go backGo Back
sub-category Publication Ethics

Manuscript Withdrawal versus Article Retraction and Self-Retraction

  • Charlesworth Author Services

Manuscript Withdrawal versus
Article Retraction and Self-Retraction

As a researcher, you no doubt wish to maximise your publications and their impact. Therefore, you need to be careful of manuscript withdrawals and article retractions. Withdrawals and/or retractions can negatively impact your reputation as a researcher, which is why it is important to avoid them and keep your publication pipeline healthy and productive.

Manuscript withdrawal explained

Withdrawal is the removal of a manuscript from consideration by a journal upon request by the authors themselves before the article is published.
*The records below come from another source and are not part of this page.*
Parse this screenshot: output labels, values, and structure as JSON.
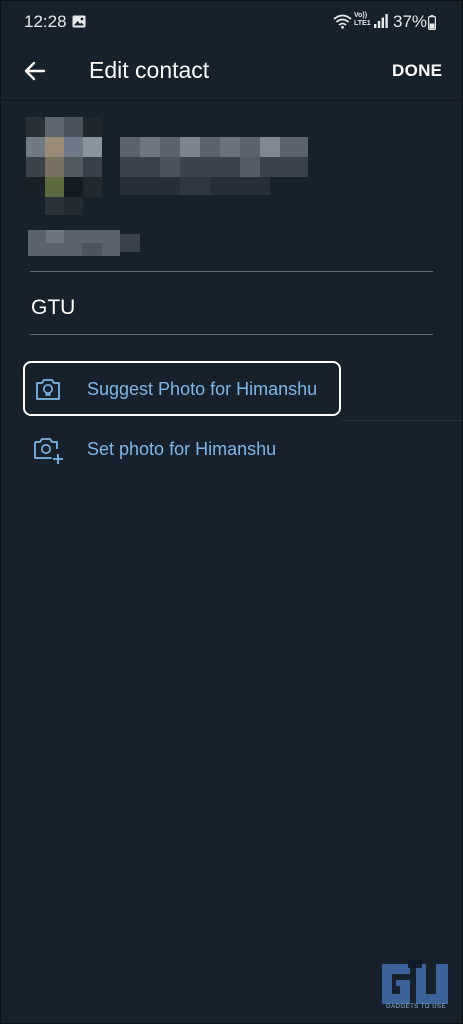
{
  "status_bar": {
    "time": "12:28",
    "network_label_top": "Vo))",
    "network_label_bottom": "LTE1",
    "battery_percent": "37%",
    "icons": [
      "gallery-icon",
      "wifi-icon",
      "signal-icon",
      "battery-icon"
    ]
  },
  "header": {
    "title": "Edit contact",
    "done_label": "DONE",
    "back_icon": "back-arrow-icon"
  },
  "contact": {
    "organization": "GTU"
  },
  "actions": {
    "suggest_photo_label": "Suggest Photo for Himanshu",
    "suggest_photo_icon": "camera-bulb-icon",
    "set_photo_label": "Set photo for Himanshu",
    "set_photo_icon": "camera-add-icon"
  },
  "colors": {
    "background": "#17212b",
    "accent_link": "#7fb6e6",
    "text": "#ffffff",
    "divider": "#5e6b77"
  },
  "watermark": {
    "text": "GADGETS TO USE"
  }
}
There are many reasons why articles are withdrawn, as you can read here: Reasons for withdrawing an academic article. Authors usually request a withdrawal when they realise that they have made some serious mistakes that affect the conclusions of their study.
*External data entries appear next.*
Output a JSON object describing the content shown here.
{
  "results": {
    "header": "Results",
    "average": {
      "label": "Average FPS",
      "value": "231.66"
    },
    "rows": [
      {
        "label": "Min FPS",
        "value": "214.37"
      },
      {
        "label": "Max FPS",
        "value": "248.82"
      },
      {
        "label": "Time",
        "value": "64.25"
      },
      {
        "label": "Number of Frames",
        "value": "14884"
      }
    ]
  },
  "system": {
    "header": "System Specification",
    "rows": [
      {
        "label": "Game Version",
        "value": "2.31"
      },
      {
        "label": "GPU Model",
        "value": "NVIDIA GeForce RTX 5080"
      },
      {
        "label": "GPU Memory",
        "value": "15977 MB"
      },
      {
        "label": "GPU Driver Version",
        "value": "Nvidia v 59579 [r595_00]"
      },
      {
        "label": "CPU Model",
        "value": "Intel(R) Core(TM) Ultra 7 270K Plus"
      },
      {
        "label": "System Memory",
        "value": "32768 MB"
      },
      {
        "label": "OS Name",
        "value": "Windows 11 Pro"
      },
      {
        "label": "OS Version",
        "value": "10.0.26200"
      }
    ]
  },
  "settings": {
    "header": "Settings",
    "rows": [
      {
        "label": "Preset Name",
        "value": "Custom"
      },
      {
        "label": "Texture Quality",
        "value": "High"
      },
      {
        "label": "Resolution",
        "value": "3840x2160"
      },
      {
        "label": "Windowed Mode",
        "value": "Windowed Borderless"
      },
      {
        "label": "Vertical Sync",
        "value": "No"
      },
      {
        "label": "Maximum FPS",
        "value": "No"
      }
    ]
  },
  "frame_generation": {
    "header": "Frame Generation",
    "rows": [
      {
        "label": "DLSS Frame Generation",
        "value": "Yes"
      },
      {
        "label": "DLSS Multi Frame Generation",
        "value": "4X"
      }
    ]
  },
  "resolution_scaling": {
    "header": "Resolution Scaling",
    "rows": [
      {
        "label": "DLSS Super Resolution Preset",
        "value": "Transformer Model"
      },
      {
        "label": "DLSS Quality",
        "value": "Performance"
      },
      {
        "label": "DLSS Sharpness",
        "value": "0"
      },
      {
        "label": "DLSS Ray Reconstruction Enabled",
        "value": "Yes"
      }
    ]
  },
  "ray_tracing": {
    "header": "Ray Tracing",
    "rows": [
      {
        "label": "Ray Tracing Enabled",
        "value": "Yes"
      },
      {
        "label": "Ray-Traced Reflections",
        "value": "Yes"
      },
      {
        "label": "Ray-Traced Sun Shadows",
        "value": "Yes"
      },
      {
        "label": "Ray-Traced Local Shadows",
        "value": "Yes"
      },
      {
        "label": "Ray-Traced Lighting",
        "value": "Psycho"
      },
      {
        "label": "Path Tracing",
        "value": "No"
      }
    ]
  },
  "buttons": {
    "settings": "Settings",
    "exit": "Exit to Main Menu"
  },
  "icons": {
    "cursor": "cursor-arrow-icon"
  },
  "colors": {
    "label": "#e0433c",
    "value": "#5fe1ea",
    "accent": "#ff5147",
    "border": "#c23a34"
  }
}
Article retraction explained

A retraction is the removal of an article from the scientific record after the article is published. A retraction is necessary when the validity of research findings is compromised owing to scientific misconduct or error. When such problems are pointed out to journal editors, they launch an investigation, following which the article in question may or may not be retracted. [If interested, read more here: How Journals identify and respond to allegations of Scientific Misconduct of Authors]
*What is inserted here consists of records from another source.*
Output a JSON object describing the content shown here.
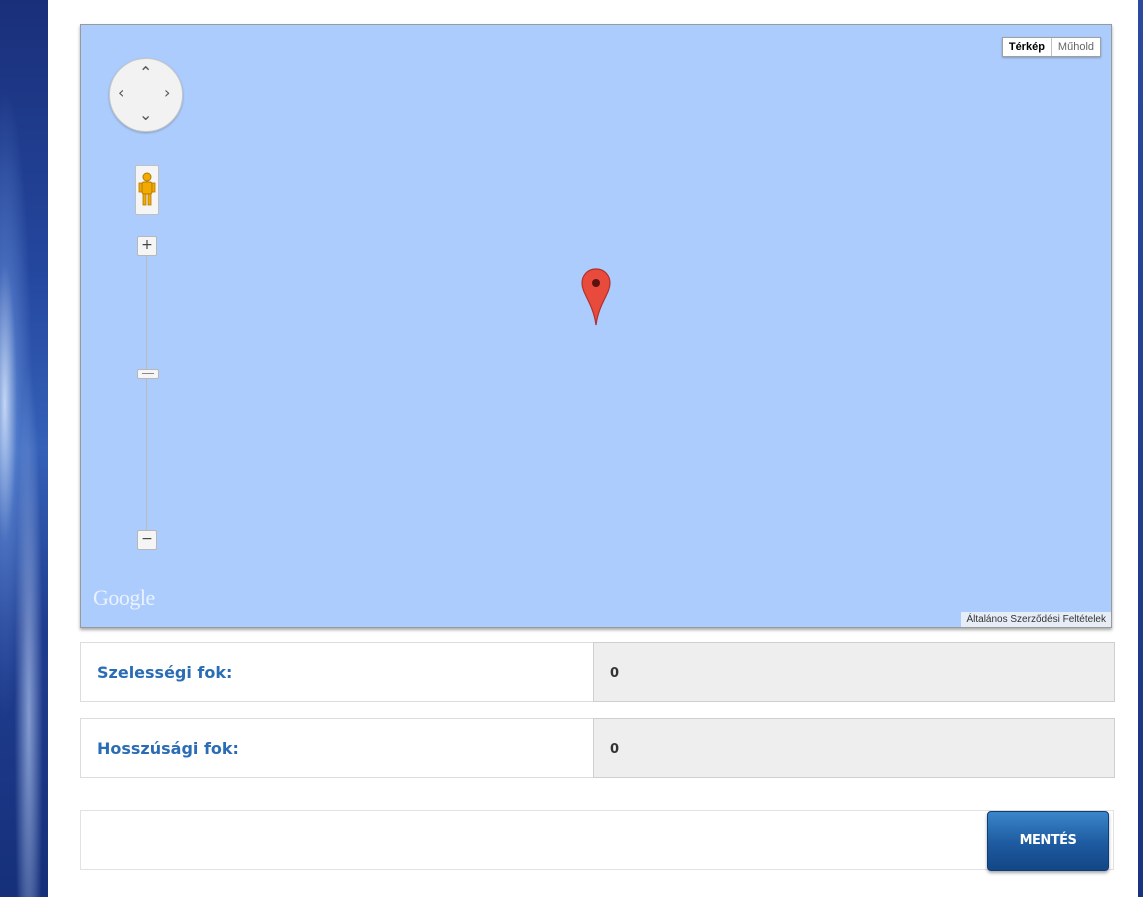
{
  "map": {
    "type_buttons": [
      {
        "label": "Térkép",
        "active": true
      },
      {
        "label": "Műhold",
        "active": false
      }
    ],
    "logo": "Google",
    "terms_link": "Általános Szerződési Feltételek",
    "zoom_in": "+",
    "zoom_out": "−",
    "water_color": "#acccfe",
    "marker_color": "#e84b3c"
  },
  "form": {
    "latitude_label": "Szelességi fok:",
    "latitude_value": "0",
    "longitude_label": "Hosszúsági fok:",
    "longitude_value": "0",
    "save_label": "MENTÉS",
    "label_color": "#2a6db5",
    "button_color": "#1d5aa0"
  }
}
Manuscript withdrawal vs. article retraction

A manuscript withdrawal differs from an article retraction in several respects.

a. Timing

The fundamental difference between withdrawal and retraction is the ‘when’. A withdrawal is initiated before the article is published (before or after peer review, during peer review or just before publication). Occasionally, articles ‘in press’ or published ‘ahead of print’ may also be withdrawn. A retraction, on the other hand, is done only after the article has been published. 

b. Initiators

The second difference is the ‘who’. A withdrawal is initiated by the author(s) of the manuscript whereas a retraction is initiated by journal editors upon recognising glaring errors or fraud or being tipped off by vigilant readers. A retraction may also be requested by the authors themselves, in which case it is known as a self-retraction (discussed later in this article).

c. Visibility

The third difference is visibility. Retracted papers and retraction notices are visible to the scientific community. They need to be flagged and not removed altogether as they are part of the publication record, and other researchers must know not to refer to (cite) them. 

Handling manuscript withdrawals

A withdrawn manuscript is removed from the publisher’s database altogether, and readers might not be aware of withdrawn papers or the withdrawal history of a published paper. In the case of articles posted online but not officially published or peer reviewed, the text is usually removed and replaced with a notification of withdrawal. 

Handling article retractions

Different journals handle retractions differently. Here are some standard practices.

  • A retraction note appears in a subsequent issue of the journal. 
  • In the electronic version, a link is added to the original article.
  • A retraction note precedes the online article.
  • A ‘retraction’ watermark appears on each page of the PDF version of the article.
  • The HTML (online) version of the original/retracted document is removed.

Manuscript withdrawal vs. self-retraction

A self-retraction is a retraction initiated by the authors themselves upon noticing major errors in their published manuscript (that is, when it is too late to withdraw it because it has already been published). So, both self-retraction and withdrawal are done by the authors themselves. Thus, the difference between the two lies in the ‘when’ and not in the ‘who’. Learn more about self-retraction here: Self-retraction and how it can impact your research career

End note

It is not taboo to have a paper withdrawn or retracted. These are mechanisms that are part of the self-correcting nature of research. Even so, to avoid having a record of withdrawal or retraction forming part of your publication history, it is highly recommended that you be attentive and careful to avoid situations that could lead to either of these publication outcomes.


Maximise your publication success with Charlesworth Author Services.

Charlesworth Author Services, a trusted brand supporting the world’s leading academic publishers, institutions and authors since 1928.

To know more about our services, visit: Our Services

Share with your colleagues

cwg logo

Scientific Editing Services